It’s not always a good feeling when you get to know that your time with your expensive phone, laptop is just a firmware version away from bogging down.
Let there be a realistic cause, but a planned move to bog-down a tech-toy after just a few months to indirectly force you to upgrade is another thing. Today, Apple faces investigation over the ‘game’.
Natasha Lomas of the techcrunch.com can confirm that HOP (Halte à l’Obsolescence Programmée), a French consumer rights group that campaigns against planned obsolescence filed a complaint against Apple in December 2017.
Wikipedia defines planned obsolescence (or built-in obsolescence) as: “in industrial design and economics is a policy of planning or designing a product with an artificially limited useful life, so it will become obsolete (that is, unfashionable or no longer functional) after a certain period of time.”
It is not only Apple. Many companies have developed methods to bog down old gadgets with an intention of driving sales. Planned obsolescence guarantees that consumers will demand replacements in the future, thus naturally supporting demand.
But for Apple’s case, it is a perceived as a drive to motivate multiple sales of the same object to the same consumer disguising as their latest and greatest gadget currently available on the market.
Some companies introduce a superior replacement or a product design meant to stop functioning effectively within a specific window, or by cultivating desirability of new versions over older ones.
Apple’s planned obsolescence has become a touchy subject for most of their product lovers who have noticed that every time a new iPhone (or iPad) is released, new software is “released” too, which makes their life miserable if they fail to “upgrade.”
In December Apple responded publicly to complaints that it throttles performance on older iPhones, saying it was “managing performance in order to prolong the life of devices by avoiding unexpected shutdowns caused by older batteries not being able to handle peaks of processing power.”
It subsequently apologized for not being more transparent about how it handles performance on iPhones with older batteries — writing in a message to customers that “we have never — and would never — do anything to intentionally shorten the life of any Apple product, or degrade the user experience to drive customer upgrades”, and saying its goal is to make “iPhones last as long as possible”.
Because technology is constantly improving, and tech companies want to continue to offer the latest and greatest, sometimes the “older” equipment just doesn’t work as well anymore.

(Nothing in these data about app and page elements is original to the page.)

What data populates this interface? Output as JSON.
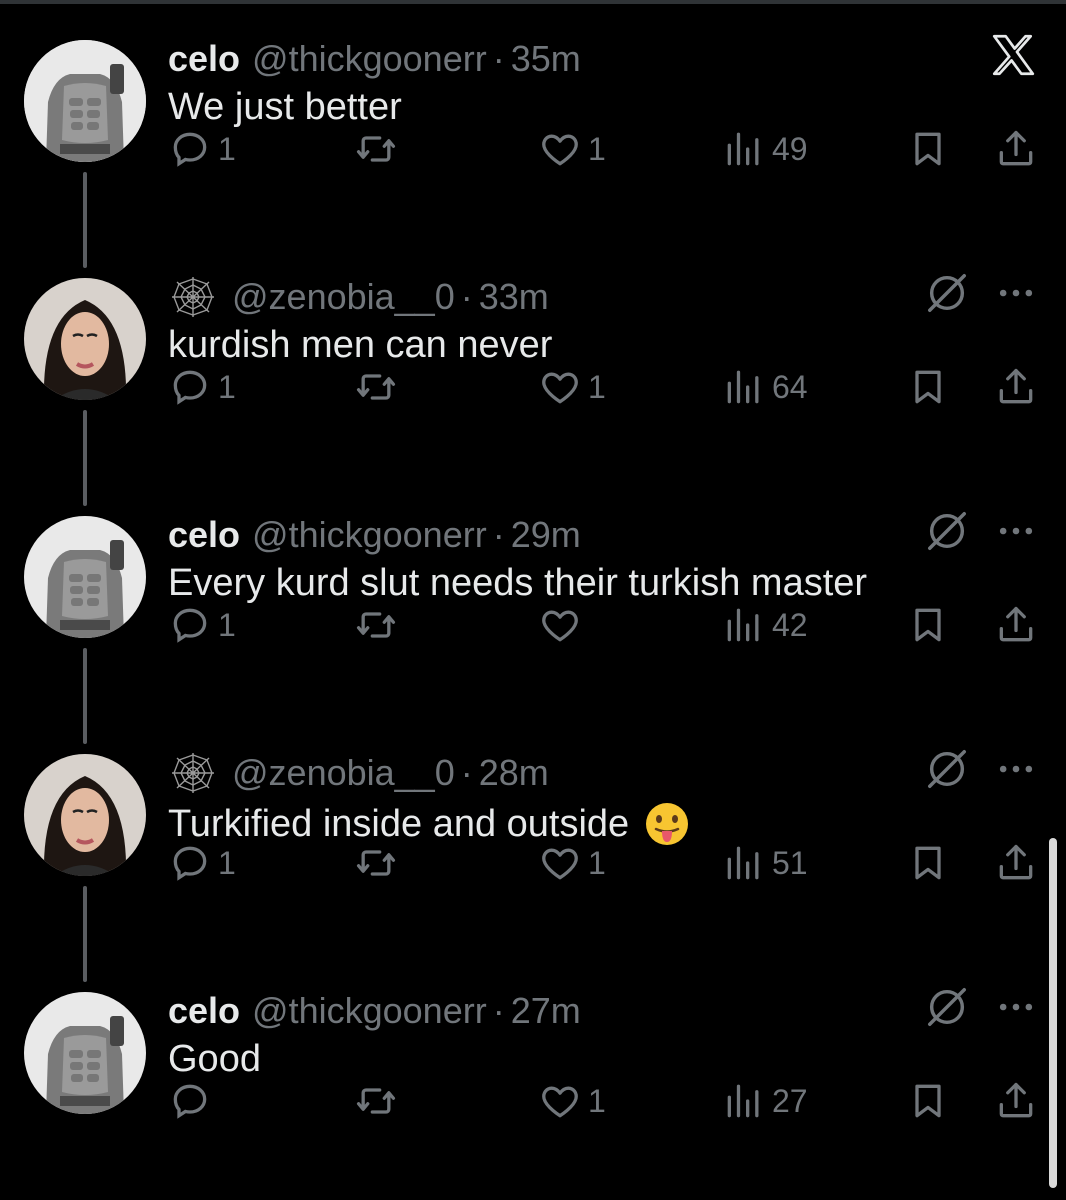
{
  "tweets": [
    {
      "name": "celo",
      "handle": "@thickgoonerr",
      "time": "35m",
      "text": "We just better",
      "replies": "1",
      "retweets": "",
      "likes": "1",
      "views": "49",
      "avatar": "celo"
    },
    {
      "name": "",
      "handle": "@zenobia__0",
      "time": "33m",
      "text": "kurdish men can never",
      "replies": "1",
      "retweets": "",
      "likes": "1",
      "views": "64",
      "avatar": "zenobia"
    },
    {
      "name": "celo",
      "handle": "@thickgoonerr",
      "time": "29m",
      "text": "Every kurd slut needs their turkish master",
      "replies": "1",
      "retweets": "",
      "likes": "",
      "views": "42",
      "avatar": "celo"
    },
    {
      "name": "",
      "handle": "@zenobia__0",
      "time": "28m",
      "text": "Turkified inside and outside",
      "emoji": "tongue-out-emoji",
      "replies": "1",
      "retweets": "",
      "likes": "1",
      "views": "51",
      "avatar": "zenobia"
    },
    {
      "name": "celo",
      "handle": "@thickgoonerr",
      "time": "27m",
      "text": "Good",
      "replies": "",
      "retweets": "",
      "likes": "1",
      "views": "27",
      "avatar": "celo"
    }
  ],
  "dot_separator": "·",
  "colors": {
    "background": "#000000",
    "text": "#e7e9ea",
    "muted": "#71767b",
    "thread_line": "#5a5d61"
  }
}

That’s normal because things will always get old.
The problem with planned obsolescence comes when a company intentionally slows down older devices or takes other measures to force you to upgrade just after a few months of their latest release.
This is one of the reasons HOP remains unconvinced by Apple’s report, asserting that the timing of the slowdown is too close to the release of the latest iPhone range, and suggesting that there is another issue at play there.
According to Investopedia, the expected replacement cycle for mobile phones is two to three years. This is because components begin to wear down and new generations of software or operating systems grow less compatible with the aging hardware.
But the rate at which Apple is doing it is ‘wild and weird’. This could be the reason behind the continued investigations into the matter by France’s fly.
It should be observed that France has tough legislations against planned obsolescence. The case takes-up a maximum sentence of two years imprisonment and up to 5 percent of a company’s annual turnover upon being found guilty. With a company the size of Apple, that’s likely to be in billions.
This isn’t the first time that the French activist group is moving against a company. It previously filed a complaint against the printer manufacturers Epson, HP, Brother, and Canon, accusing them of underhanded tactics that forced consumers to buy more ink.
Recently, Apple announced a plan to accept direct payments from iPhone users for hardware that could be exchanged annually. But that was observed as clear intent of the company to shorten the replacement cycle; -an obvious attempt to stimulate demand at the consumer’s expense.
Planned obsolescence is just a means to how companies make money. That’s why the practice is here to stay.
College Textbook publishers switch chapters around, add or subtract diagrams, include CDs that can’t be used again once they’re registered, and so many other things but in most subjects, the information rarely changes.
The same goes for Light Bulbs, Ink Cartridges, Video games and Mp3 players. It is good for investors, but not for the consumers. You’ve got to be more careful with how you spend and beware of why.